Review Summary: One of the most overlooked records in modern rock history… and it shouldn’t be that way
Masters of Reality is the debut album of the homonymous band released in 1988 on Def American, a record label owned by Rick Rubin who was also the producer of the album (also produced Slayer and Johnny Cash among others). The band itself was formed in Syracuse, New York in 1981 and took its name from Black Sabbath's third album. Its original lineup consisted of its founding members Chris Goss (vocals/guitar/keyboards and the driving force of the group) and Tim Harrington (lead guitar); Vinnie Ludovico was on drums and the bassist was only known as Googe. The album was reissued by Delicious Vinyl in 1990 with new artwork, a change is song sequence and an additional track - "Doraldina's Prophecies". Due to the album's lack of commercial success, the band was effectively disbanded. Goss remained though and embarked on another album in 1992, named "Sunrise on the Sufferbus", most notably recruiting Ginger Baker for the now vacant drum spot; but that's another story.

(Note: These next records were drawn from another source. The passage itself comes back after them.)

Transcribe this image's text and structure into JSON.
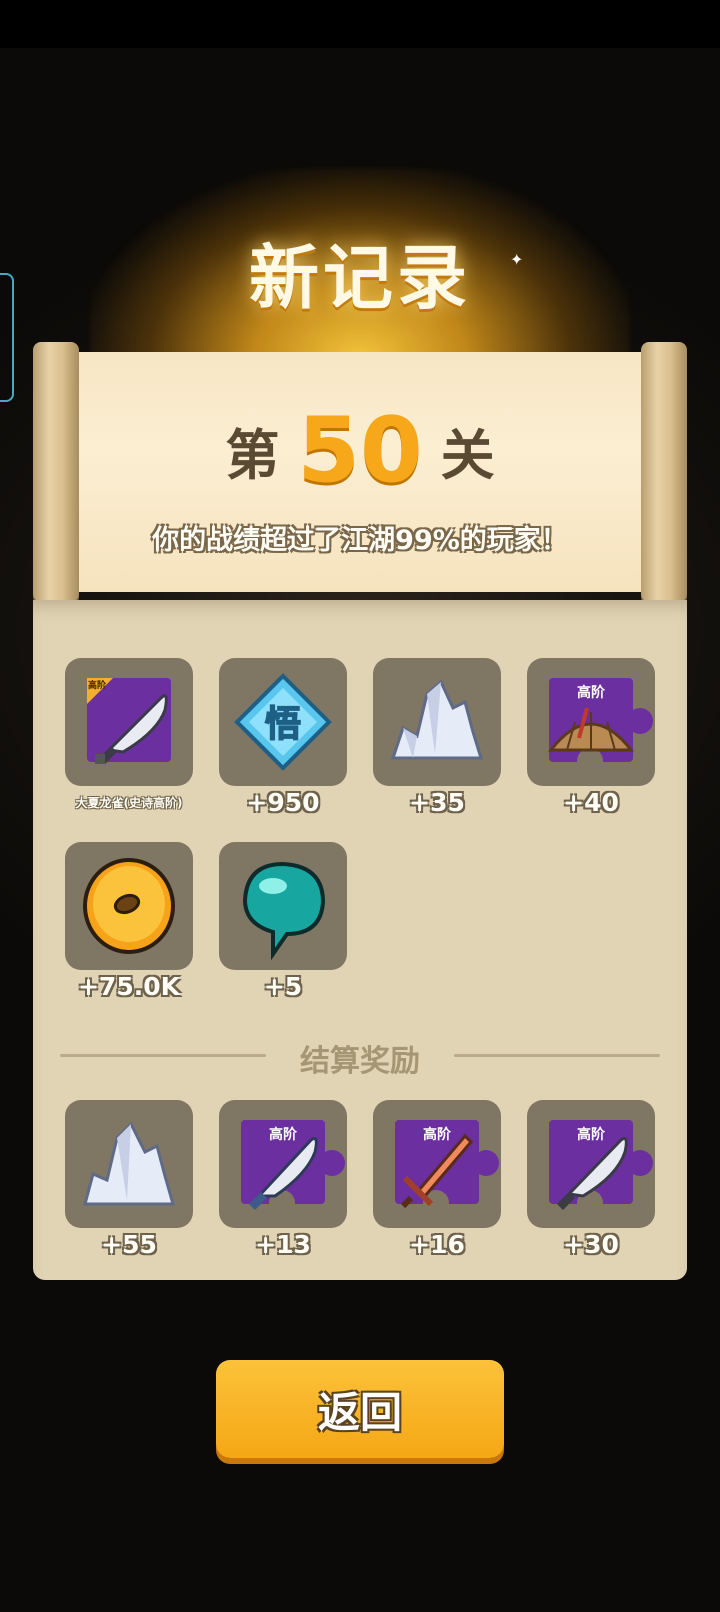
{
  "header": {
    "title": "新记录"
  },
  "level": {
    "prefix": "第",
    "number": "50",
    "suffix": "关"
  },
  "subtitle": "你的战绩超过了江湖99%的玩家！",
  "colors": {
    "accent": "#f6a81a",
    "panel": "#e0d4b4",
    "tile": "#807664",
    "epic_purple": "#6b2fa0",
    "button": "#f9b526"
  },
  "rewards": [
    {
      "icon": "scimitar-icon",
      "corner_tag": "高阶",
      "caption": "大夏龙雀(史诗高阶)"
    },
    {
      "icon": "wu-insight-gem-icon",
      "glyph": "悟",
      "caption": "+950"
    },
    {
      "icon": "crystal-shard-icon",
      "caption": "+35"
    },
    {
      "icon": "straw-hat-fragment-icon",
      "tag": "高阶",
      "caption": "+40"
    },
    {
      "icon": "gold-coin-icon",
      "caption": "+75.0K"
    },
    {
      "icon": "teal-soul-orb-icon",
      "caption": "+5"
    }
  ],
  "settlement": {
    "title": "结算奖励",
    "items": [
      {
        "icon": "crystal-shard-icon",
        "caption": "+55"
      },
      {
        "icon": "blade-fragment-icon",
        "tag": "高阶",
        "caption": "+13"
      },
      {
        "icon": "sword-fragment-icon",
        "tag": "高阶",
        "caption": "+16"
      },
      {
        "icon": "scimitar-fragment-icon",
        "tag": "高阶",
        "caption": "+30"
      }
    ]
  },
  "back_button": {
    "label": "返回"
  }
}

Ok, that's enough with the formalities.
Despite what their name may suggest when you think of Black Sabbath, they have nothing to do with heavy metal. They are in fact quite reminiscent of Cream with a more hard bluesy-driven kind of sound, although it has to be said that the album is more diverse than that, ranging from some straightforward hard rock acts to gentle dreamy blues to somewhat acoustic mid tempo numbers. Someone might even say that there is an element of a progressive groove in a couple songs ("The Blue Garden" and "Kill the King"). Goss's vocals are smooth and mellow in a kind of jazzy way but also rich which, in my opinion, suits the album very well. Just to clarify at this point, that I'm reviewing the album version that I have; the 1990 Delicious Vinyl edition.
The record opens dynamically with the hard rocker "Candy Song" followed by "Doraldina's Prophecies", one of my favorite tracks of the album. "John Brown" has some excellent slide guitars in it and "Getting High" is a very groovy rocking piece. Once again the diversity of the album kicks in with "Magical Spell"; the piano in this track is a bit reminiscent of the Doors, with some sweet blues guitar licks playing in the background. "Domino" is another hard rocker with a great intro of repeating power chords. A couple reviews I've read argue that the full chugging power chords in this song ignited the spark for stoner rock, or at least massively contributed to it, but I won't delve into that. There are some great bluesy tones in "The Eyes of Texas", "Looking to get Rite" and "Sleep Walking" although I believe the last two to be the weakest tracks of the album. Special mention is required to the highlights of this record, "The Blue Garden", "Kill the King" and "Doraldina's Prophecies", the added song on the 1990 release which I mentioned earlier. "The Blue Garden" is reminiscent of a psychedelic jam from the Cream era with a very nice wah-wah solo whilst "Kill the King" is a multi-part epic which ranges from a piano and acoustic guitar intro into a heavy riff with a tremolo bar-infused solo in various tempos that not many bands were making at the time.
I believe that this is one of the more underrated and overlooked albums of the relatively modern (90s and onwards) hard rock/blues rock era, but it's (sadly) a bit understandable why it was largely ignored at the time of its release. Fronted by a chubby bald Mr. Goss and playing groovy bluesy rock and hard rock tunes at a time where spandex and massive hairdos ruled the airwaves doesn't sound like a road to success does it? And shortly after its release Grunge happened and this type of music slowly faded out. Nevertheless music as they say, is immortal and the chance to enjoy this album many years after its release is up for grabs. So do yourself a favor and listen to this little piece of gem.